** Opening Data for analysis block **
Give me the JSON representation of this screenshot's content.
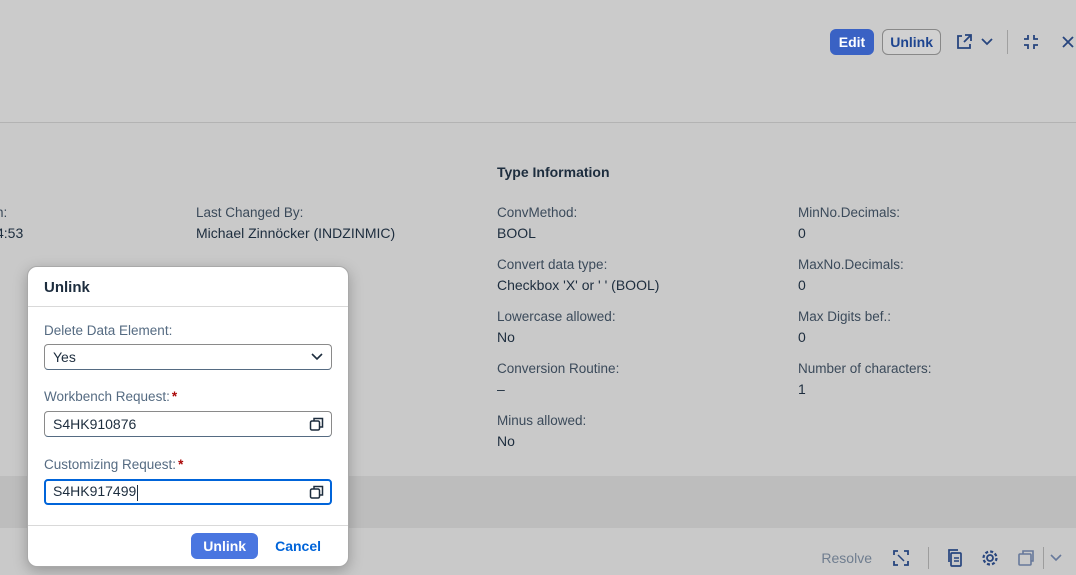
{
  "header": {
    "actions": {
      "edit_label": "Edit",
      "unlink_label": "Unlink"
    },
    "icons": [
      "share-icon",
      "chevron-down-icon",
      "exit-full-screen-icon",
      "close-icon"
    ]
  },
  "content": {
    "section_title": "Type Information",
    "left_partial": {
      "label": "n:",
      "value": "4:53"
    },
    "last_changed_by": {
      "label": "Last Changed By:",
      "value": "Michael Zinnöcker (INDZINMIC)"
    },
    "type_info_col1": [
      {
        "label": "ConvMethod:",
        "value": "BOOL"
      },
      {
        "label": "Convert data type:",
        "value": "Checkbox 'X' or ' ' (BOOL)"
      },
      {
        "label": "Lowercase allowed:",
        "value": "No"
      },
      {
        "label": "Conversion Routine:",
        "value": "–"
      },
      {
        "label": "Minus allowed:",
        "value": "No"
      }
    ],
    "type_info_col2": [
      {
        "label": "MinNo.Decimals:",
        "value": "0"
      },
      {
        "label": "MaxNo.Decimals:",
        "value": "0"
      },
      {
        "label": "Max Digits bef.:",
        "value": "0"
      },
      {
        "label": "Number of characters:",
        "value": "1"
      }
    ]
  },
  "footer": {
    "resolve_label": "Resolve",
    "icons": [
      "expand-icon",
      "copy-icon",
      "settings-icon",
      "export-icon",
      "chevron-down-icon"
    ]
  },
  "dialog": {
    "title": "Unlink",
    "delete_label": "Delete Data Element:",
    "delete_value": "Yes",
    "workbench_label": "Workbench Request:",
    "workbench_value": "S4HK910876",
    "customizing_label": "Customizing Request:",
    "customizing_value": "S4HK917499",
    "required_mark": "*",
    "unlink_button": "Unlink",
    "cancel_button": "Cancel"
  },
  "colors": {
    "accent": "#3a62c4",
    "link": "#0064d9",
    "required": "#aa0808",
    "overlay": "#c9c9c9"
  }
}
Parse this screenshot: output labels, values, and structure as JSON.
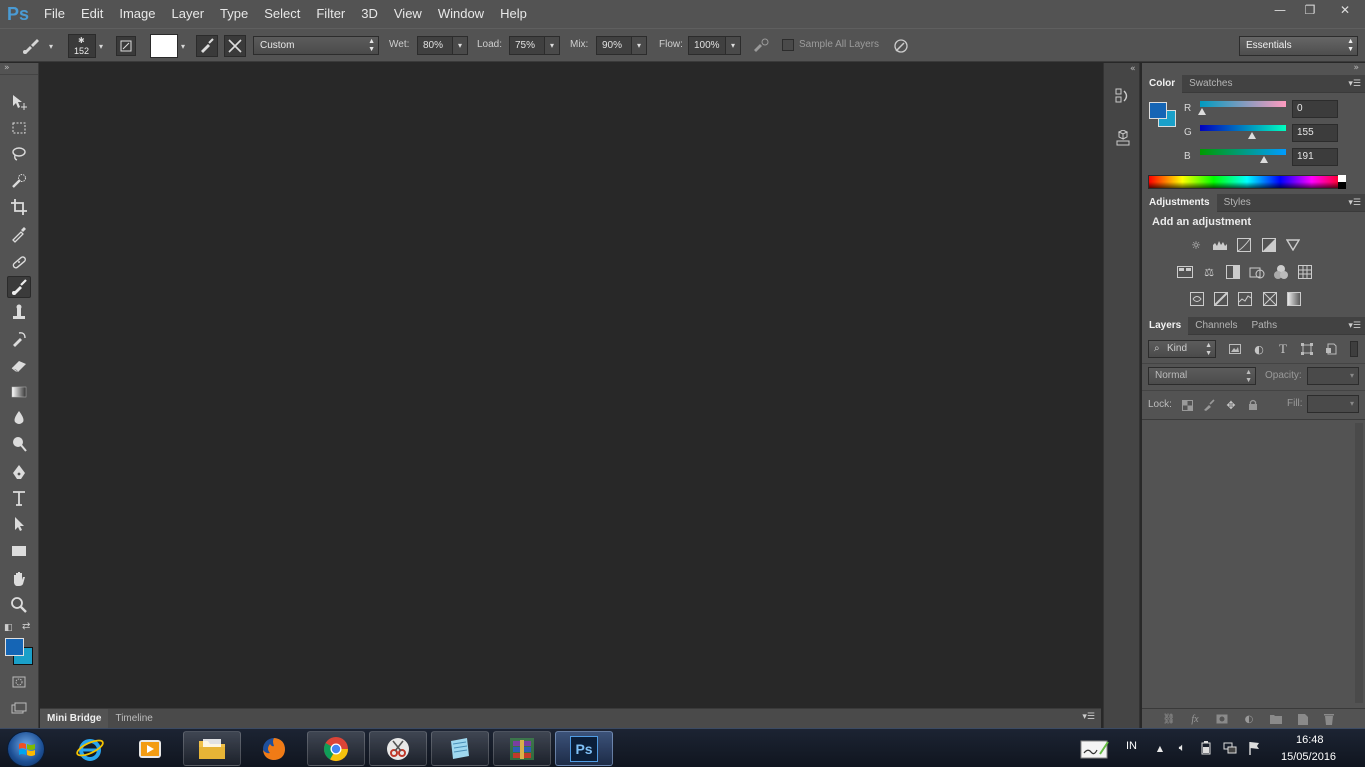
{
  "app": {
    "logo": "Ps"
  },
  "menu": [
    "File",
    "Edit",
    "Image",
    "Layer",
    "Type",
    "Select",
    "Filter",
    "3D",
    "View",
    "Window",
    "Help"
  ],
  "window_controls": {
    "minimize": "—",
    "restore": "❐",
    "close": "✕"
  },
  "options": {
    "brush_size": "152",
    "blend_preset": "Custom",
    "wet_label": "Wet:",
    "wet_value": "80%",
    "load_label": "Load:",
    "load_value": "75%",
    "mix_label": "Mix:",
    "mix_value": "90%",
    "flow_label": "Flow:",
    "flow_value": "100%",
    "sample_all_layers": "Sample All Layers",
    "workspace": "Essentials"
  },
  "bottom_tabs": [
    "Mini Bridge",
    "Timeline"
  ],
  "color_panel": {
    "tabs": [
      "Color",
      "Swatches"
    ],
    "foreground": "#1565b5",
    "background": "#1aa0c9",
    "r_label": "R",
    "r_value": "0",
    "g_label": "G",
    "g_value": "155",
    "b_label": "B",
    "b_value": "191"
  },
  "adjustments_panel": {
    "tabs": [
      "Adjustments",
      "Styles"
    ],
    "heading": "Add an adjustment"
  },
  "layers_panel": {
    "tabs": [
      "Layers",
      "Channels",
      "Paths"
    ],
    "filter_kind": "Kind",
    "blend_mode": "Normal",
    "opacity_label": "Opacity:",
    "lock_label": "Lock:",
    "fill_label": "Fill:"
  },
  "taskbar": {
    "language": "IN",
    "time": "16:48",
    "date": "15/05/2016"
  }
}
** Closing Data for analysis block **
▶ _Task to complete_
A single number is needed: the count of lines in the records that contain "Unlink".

▶ _Task response_
3